» Provided entries
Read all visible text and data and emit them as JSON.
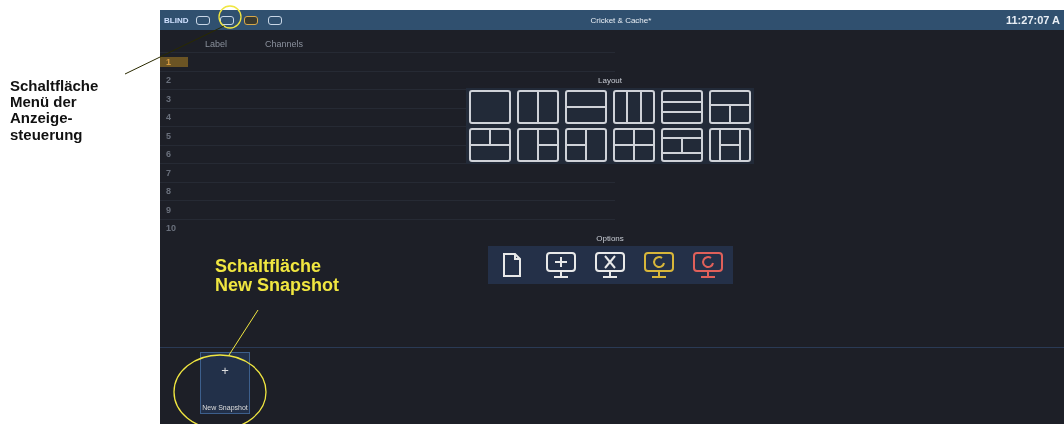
{
  "annotations": [
    {
      "text": "Schaltfläche\nMenü der\nAnzeige-\nsteuerung",
      "color": "#111111"
    },
    {
      "text": "Schaltfläche\nNew Snapshot",
      "color": "#f0e640"
    }
  ],
  "topbar": {
    "mode": "BLIND",
    "view_buttons": [
      {
        "selected": false
      },
      {
        "selected": false
      },
      {
        "selected": true
      },
      {
        "selected": false
      }
    ],
    "title": "Cricket & Cache*",
    "clock": "11:27:07 A"
  },
  "table": {
    "columns": [
      "Label",
      "Channels"
    ],
    "rows": [
      {
        "number": "1",
        "selected": true
      },
      {
        "number": "2",
        "selected": false
      },
      {
        "number": "3",
        "selected": false
      },
      {
        "number": "4",
        "selected": false
      },
      {
        "number": "5",
        "selected": false
      },
      {
        "number": "6",
        "selected": false
      },
      {
        "number": "7",
        "selected": false
      },
      {
        "number": "8",
        "selected": false
      },
      {
        "number": "9",
        "selected": false
      },
      {
        "number": "10",
        "selected": false
      }
    ]
  },
  "popup": {
    "layout_title": "Layout",
    "layouts": [
      {
        "kind": "full"
      },
      {
        "kind": "cols2"
      },
      {
        "kind": "rows2"
      },
      {
        "kind": "cols3"
      },
      {
        "kind": "rows3"
      },
      {
        "kind": "top-split-bottom"
      },
      {
        "kind": "split-top"
      },
      {
        "kind": "left-splitright"
      },
      {
        "kind": "splitleft-right"
      },
      {
        "kind": "quad"
      },
      {
        "kind": "mid-split-row"
      },
      {
        "kind": "mid-split-col"
      }
    ],
    "options_title": "Options",
    "options": [
      {
        "kind": "page",
        "color": "#e8e8e8"
      },
      {
        "kind": "add",
        "color": "#e8e8e8"
      },
      {
        "kind": "remove",
        "color": "#e8e8e8"
      },
      {
        "kind": "refresh",
        "color": "#d8b63a"
      },
      {
        "kind": "snapshot",
        "color": "#e0605a"
      }
    ]
  },
  "snapshots": {
    "plus": "+",
    "new_label": "New Snapshot"
  }
}
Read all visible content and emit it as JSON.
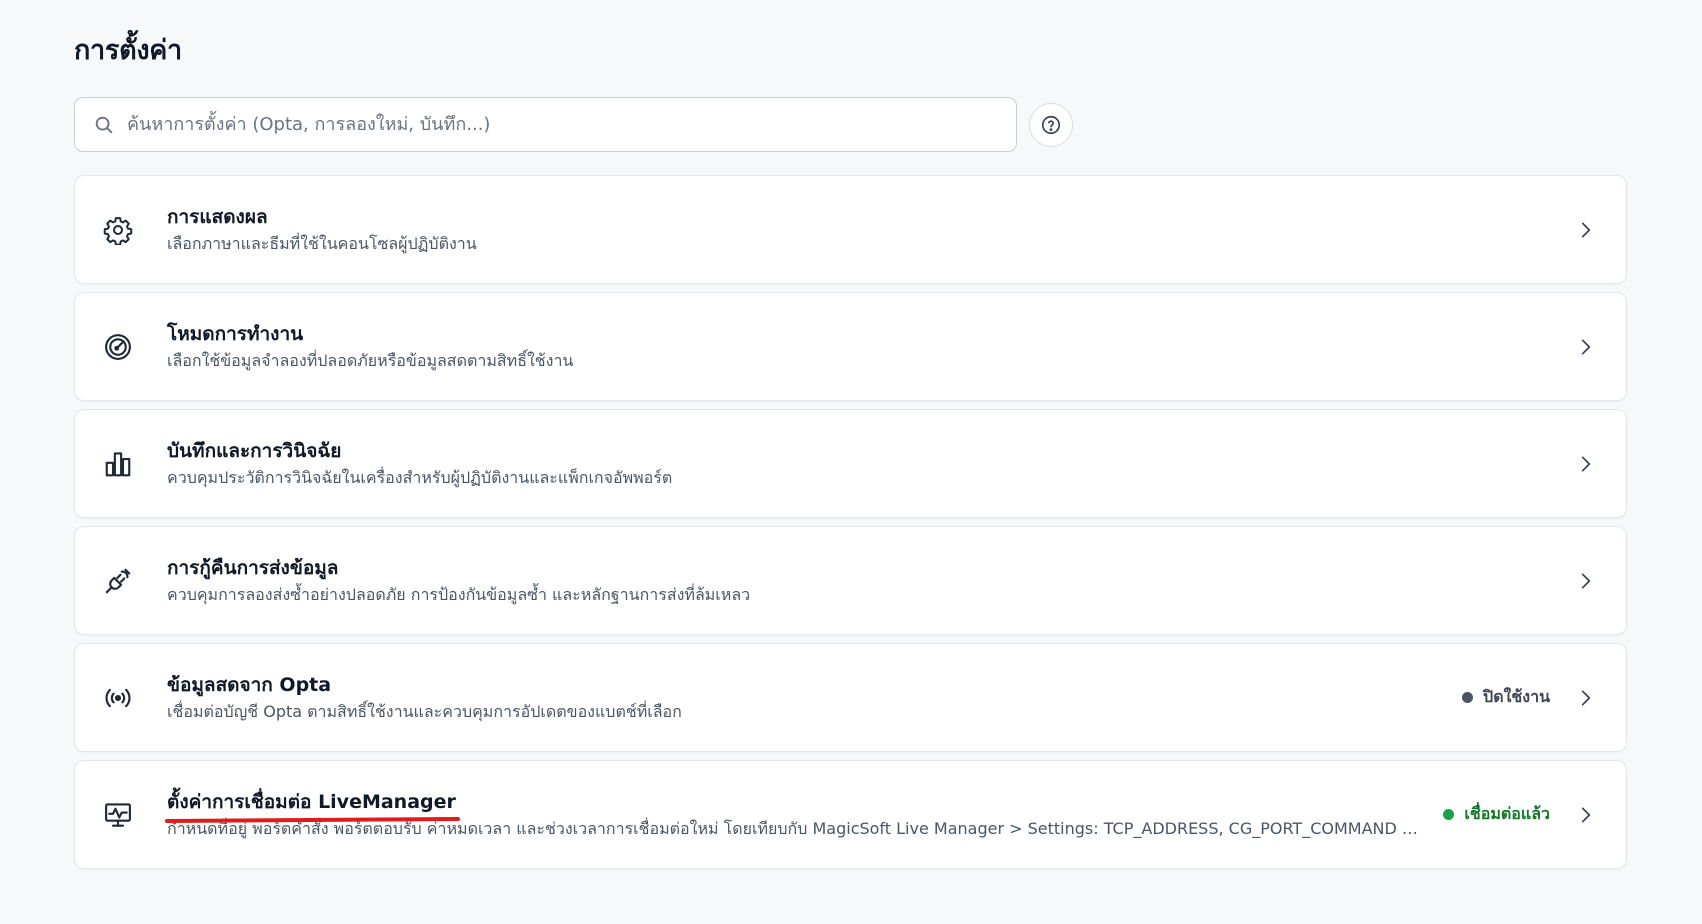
{
  "page": {
    "title": "การตั้งค่า"
  },
  "search": {
    "placeholder": "ค้นหาการตั้งค่า (Opta, การลองใหม่, บันทึก...)"
  },
  "help": {
    "icon": "help-circle-icon"
  },
  "colors": {
    "status_connected": "#16a34a",
    "status_disabled": "#4b5563",
    "annotation_underline": "#e01b1b"
  },
  "cards": [
    {
      "icon": "gear-icon",
      "title": "การแสดงผล",
      "description": "เลือกภาษาและธีมที่ใช้ในคอนโซลผู้ปฏิบัติงาน"
    },
    {
      "icon": "gauge-icon",
      "title": "โหมดการทำงาน",
      "description": "เลือกใช้ข้อมูลจำลองที่ปลอดภัยหรือข้อมูลสดตามสิทธิ์ใช้งาน"
    },
    {
      "icon": "bar-chart-icon",
      "title": "บันทึกและการวินิจฉัย",
      "description": "ควบคุมประวัติการวินิจฉัยในเครื่องสำหรับผู้ปฏิบัติงานและแพ็กเกจอัพพอร์ต"
    },
    {
      "icon": "plug-icon",
      "title": "การกู้คืนการส่งข้อมูล",
      "description": "ควบคุมการลองส่งซ้ำอย่างปลอดภัย การป้องกันข้อมูลซ้ำ และหลักฐานการส่งที่ล้มเหลว"
    },
    {
      "icon": "broadcast-icon",
      "title": "ข้อมูลสดจาก Opta",
      "description": "เชื่อมต่อบัญชี Opta ตามสิทธิ์ใช้งานและควบคุมการอัปเดตของแบตช์ที่เลือก",
      "status": "ปิดใช้งาน"
    },
    {
      "icon": "monitor-activity-icon",
      "title": "ตั้งค่าการเชื่อมต่อ LiveManager",
      "description": "กำหนดที่อยู่ พอร์ตคำสั่ง พอร์ตตอบรับ ค่าหมดเวลา และช่วงเวลาการเชื่อมต่อใหม่ โดยเทียบกับ MagicSoft Live Manager > Settings: TCP_ADDRESS, CG_PORT_COMMAND และ CG_PORT_FEEDBACK",
      "status": "เชื่อมต่อแล้ว"
    }
  ]
}
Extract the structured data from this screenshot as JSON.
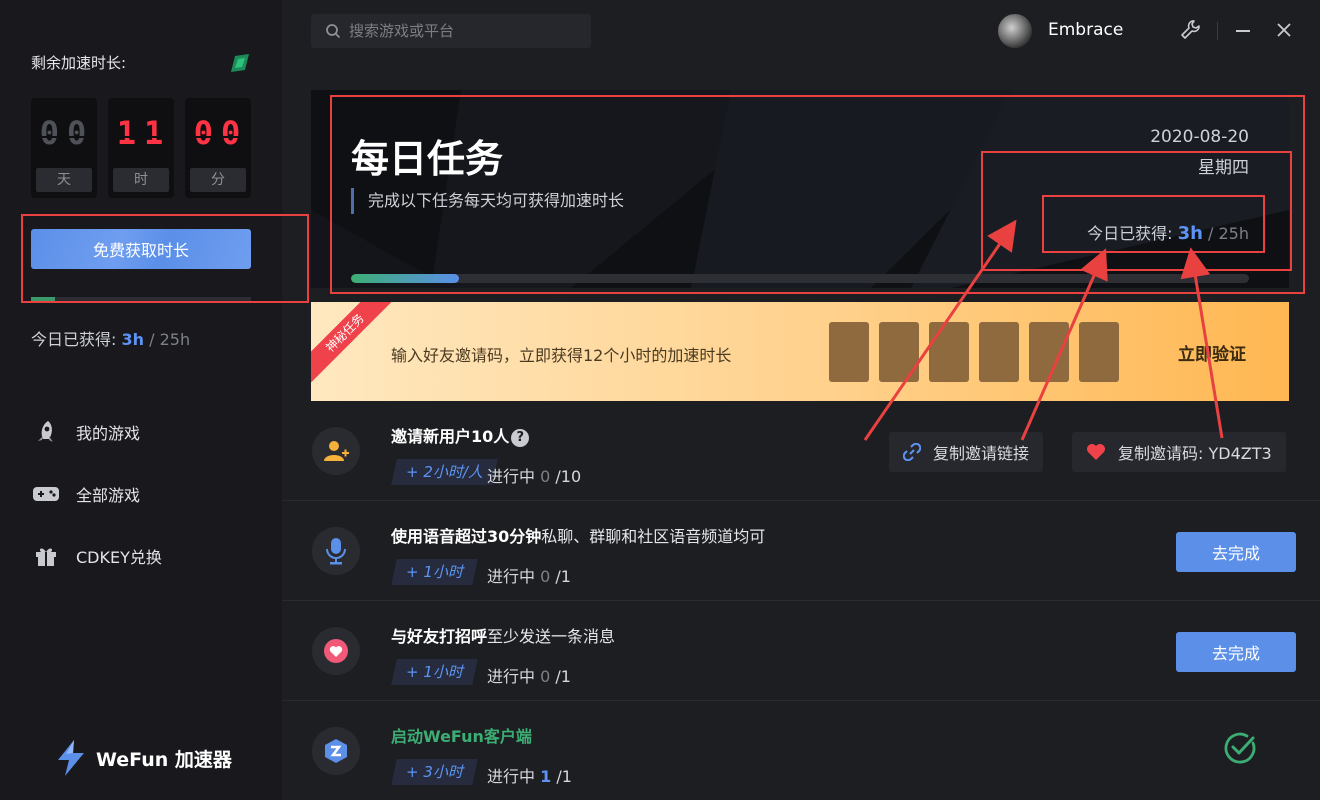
{
  "sidebar": {
    "remain_title": "剩余加速时长:",
    "timer": [
      {
        "digits": "00",
        "unit": "天"
      },
      {
        "digits": "11",
        "unit": "时"
      },
      {
        "digits": "00",
        "unit": "分"
      }
    ],
    "free_button": "免费获取时长",
    "today_label": "今日已获得:",
    "today_hours": "3h",
    "today_total": "/ 25h",
    "nav": [
      {
        "label": "我的游戏",
        "icon": "rocket-icon"
      },
      {
        "label": "全部游戏",
        "icon": "gamepad-icon"
      },
      {
        "label": "CDKEY兑换",
        "icon": "gift-icon"
      }
    ],
    "brand_name": "WeFun 加速器"
  },
  "topbar": {
    "search_placeholder": "搜索游戏或平台",
    "username": "Embrace"
  },
  "banner": {
    "title": "每日任务",
    "subtitle": "完成以下任务每天均可获得加速时长",
    "date": "2020-08-20",
    "weekday": "星期四",
    "gain_label": "今日已获得:",
    "gain_hours": "3h",
    "gain_total": "/ 25h",
    "progress_fraction": 0.12
  },
  "invite_strip": {
    "ribbon": "神秘任务",
    "text": "输入好友邀请码，立即获得12个小时的加速时长",
    "code_slots": 6,
    "verify_label": "立即验证"
  },
  "tasks": [
    {
      "title_bold": "邀请新用户10人",
      "title_rest": "",
      "reward": "+ 2小时/人",
      "status_label": "进行中",
      "progress": "0",
      "total": "/10",
      "icon": "add-user-icon",
      "copy_link_label": "复制邀请链接",
      "copy_code_label": "复制邀请码: YD4ZT3"
    },
    {
      "title_bold": "使用语音超过30分钟",
      "title_rest": "私聊、群聊和社区语音频道均可",
      "reward": "+ 1小时",
      "status_label": "进行中",
      "progress": "0",
      "total": "/1",
      "icon": "microphone-icon",
      "button": "去完成"
    },
    {
      "title_bold": "与好友打招呼",
      "title_rest": "至少发送一条消息",
      "reward": "+ 1小时",
      "status_label": "进行中",
      "progress": "0",
      "total": "/1",
      "icon": "heart-chat-icon",
      "button": "去完成"
    },
    {
      "title_bold": "启动WeFun客户端",
      "title_rest": "",
      "reward": "+ 3小时",
      "status_label": "进行中",
      "progress": "1",
      "total": "/1",
      "icon": "wefun-app-icon",
      "completed": true
    }
  ],
  "colors": {
    "accent_blue": "#5b8fe8",
    "timer_red": "#ff3344",
    "annotation_red": "#e8413f",
    "success_green": "#3cae74"
  }
}
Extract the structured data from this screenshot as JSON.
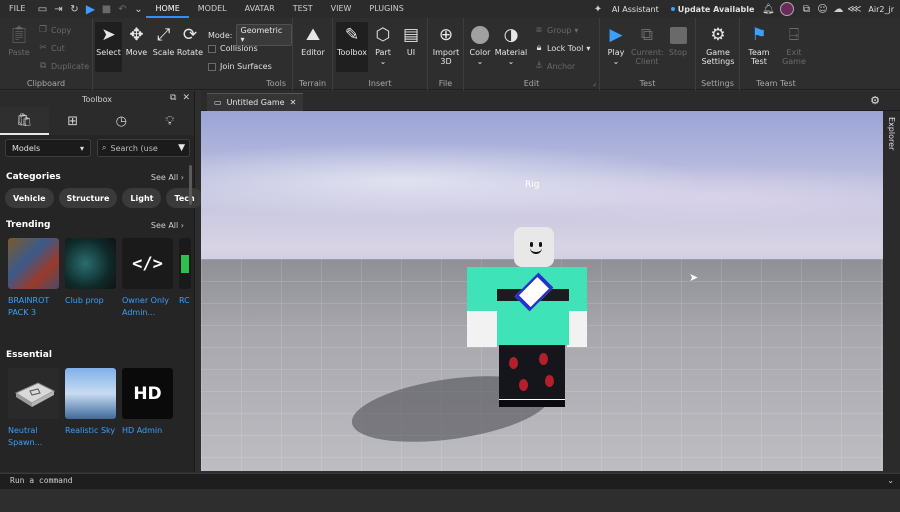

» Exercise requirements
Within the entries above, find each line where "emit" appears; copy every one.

» Answer box
Read all visible text and data and emit them as JSON.
Read all visible content and emit it as JSON.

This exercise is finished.